Persistent infection with human papillomavirus (HPV) causes essentially pre-cancerous and cancer lesions in both men and women and also likely influences HPV transmission within sexual partners and thus is an important """"""""intermediate phenotype."""""""" To date, most efforts in etiological research of HPV have focused in women. Given that men are important in transmitting HPV to their female sexual partners along with the public health burden of genital warts and several cancers, understanding the natural history of HPV in men would benefit both men and women. The purpose of this study is to test the hypothesis that differences in host genes influence HPV persistence in men. Although the mechanism for HPV persistence is unknown, several studies implicate immune evasion, involving genetically mediated determinants of the host immune response. Genetic influences of HPV in women have been reported and we propose test this hypothesis in the context of men. Our collaborative team with investigators from UAB and Moffitt Cancer Center and Research Institute has the experience and expertise that provides a unique opportunity to evaluate the genetic effects with well- documented HPV infection outcomes in men. For this new investigation, we will draw upon data from 500 Caucasian men nested within the HPV infection in Men (HIM), the only multi-national prospective study of men, which consists of 4299 participants, 18-70 years residing in southern Florida, USA, Sao Paulo, Brazil and Cuernavaca, Mexico. We will identify 250 individuals who cleared HPV16 within 6 months after acquisition and another set of 250 individuals in whom HPV16 has persisted for over 12 months and perform genotyping of variants in immune-related genes using the ImmunoChip ((~200,000 SNPs compiled from association studies of infectious and autoimmune diseases). We will perform a logistic regression type of genetic models to examine differential distribution of the genetic polymorphisms in the two groups, accounting for correlations of multiple co-infections with each HPV type as an individual outcome.
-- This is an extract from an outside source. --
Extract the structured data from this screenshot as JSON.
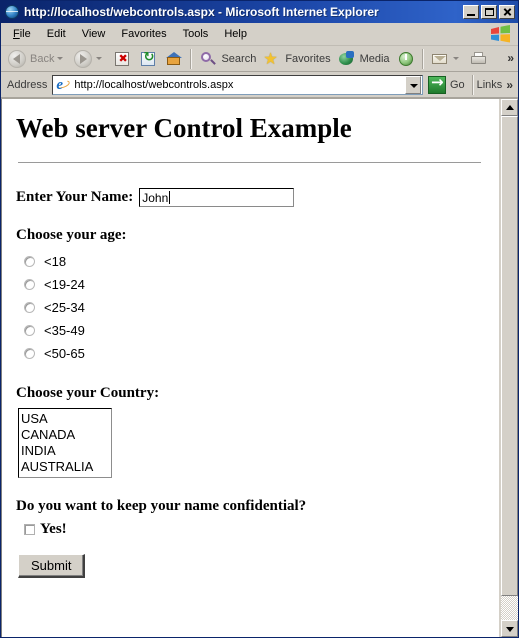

Three specific aims of the study are: 1) Extract genomic DNA from archived whole blood collected at the enrollment visit among 250 men with persistent (e 12 months) genital HPV 16 infection and 250 with transient (1x detection only) genital HPV 16;2) Genotype all 500 samples using the ImmunoChip array;and 3) Conduct statistical analyses to identify genetic variants associated with genital HPV 16 DNA clearance and persistence To our knowledge, this would be the first immunogenetic study of HPV infection outcome among men, to date. Any informative data from this study would fill in the gap of immunological effects with HPV pathogenesis in men and may help identify molecular signatures amenable to specific therapeutic approaches in men and their partners.
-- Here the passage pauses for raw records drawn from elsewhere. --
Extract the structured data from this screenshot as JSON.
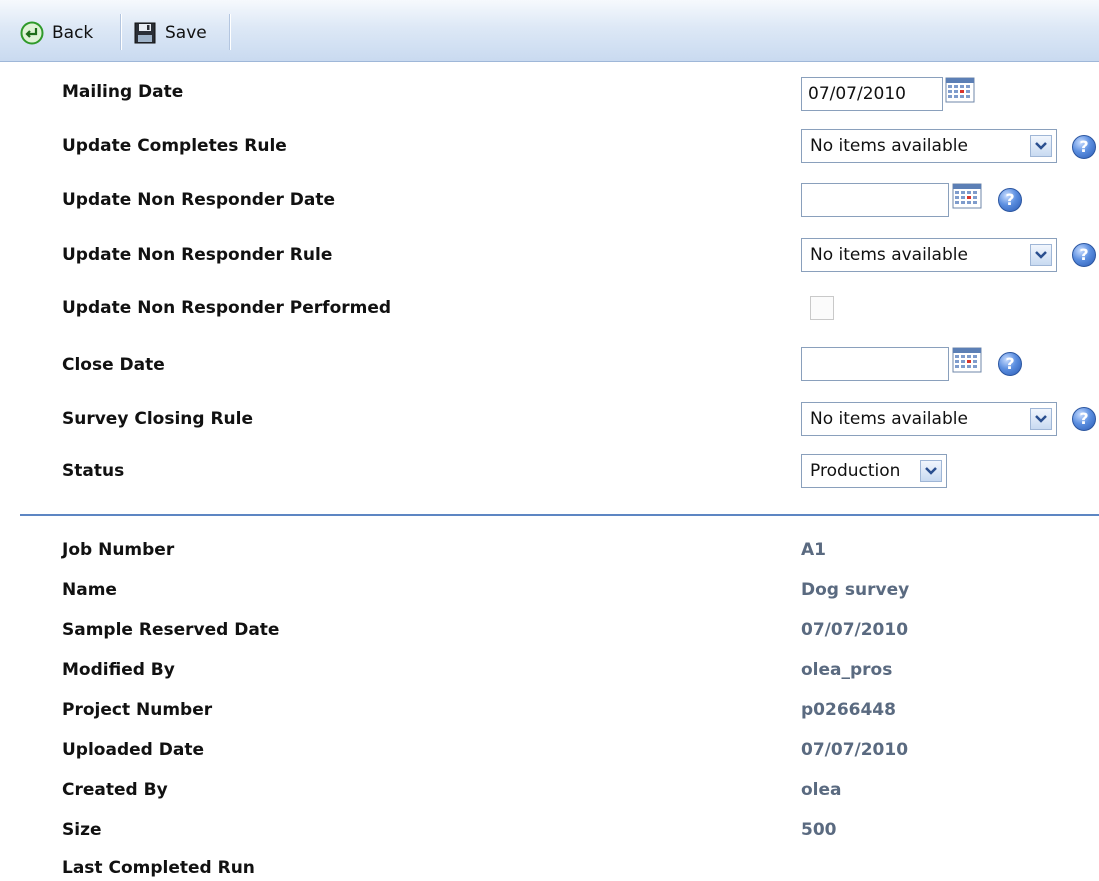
{
  "toolbar": {
    "back_label": "Back",
    "save_label": "Save"
  },
  "form": {
    "mailing_date": {
      "label": "Mailing Date",
      "value": "07/07/2010"
    },
    "update_completes_rule": {
      "label": "Update Completes Rule",
      "selected": "No items available"
    },
    "update_non_responder_date": {
      "label": "Update Non Responder Date",
      "value": ""
    },
    "update_non_responder_rule": {
      "label": "Update Non Responder Rule",
      "selected": "No items available"
    },
    "update_non_responder_performed": {
      "label": "Update Non Responder Performed",
      "checked": false
    },
    "close_date": {
      "label": "Close Date",
      "value": ""
    },
    "survey_closing_rule": {
      "label": "Survey Closing Rule",
      "selected": "No items available"
    },
    "status": {
      "label": "Status",
      "selected": "Production"
    }
  },
  "details": [
    {
      "label": "Job Number",
      "value": "A1"
    },
    {
      "label": "Name",
      "value": "Dog survey"
    },
    {
      "label": "Sample Reserved Date",
      "value": "07/07/2010"
    },
    {
      "label": "Modified By",
      "value": "olea_pros"
    },
    {
      "label": "Project Number",
      "value": "p0266448"
    },
    {
      "label": "Uploaded Date",
      "value": "07/07/2010"
    },
    {
      "label": "Created By",
      "value": "olea"
    },
    {
      "label": "Size",
      "value": "500"
    },
    {
      "label": "Last Completed Run",
      "value": ""
    }
  ],
  "icons": {
    "back": "back-arrow-icon",
    "save": "floppy-disk-icon",
    "calendar": "calendar-icon",
    "help": "help-icon",
    "dropdown": "chevron-down-icon"
  },
  "help_glyph": "?",
  "colors": {
    "toolbar_gradient_top": "#f6f9fd",
    "toolbar_gradient_bottom": "#c9daf0",
    "divider": "#5d86c3",
    "detail_value": "#5a6a80",
    "help_blue": "#2a5bb5",
    "back_green": "#2f9a2a"
  }
}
Our proposed immunogenetic study examining variants in immune-related genes will help explain the differential HPV infection and persistence/clearance outcomes, the intermediate phenotype necessary for cancer, in men. The findings from this research will advance our understanding of HPV infection and pathogenesis in men and judiciously allow individualized care, management and intervention of HPV infection outcome including genital cancer, according to their genetic makeup.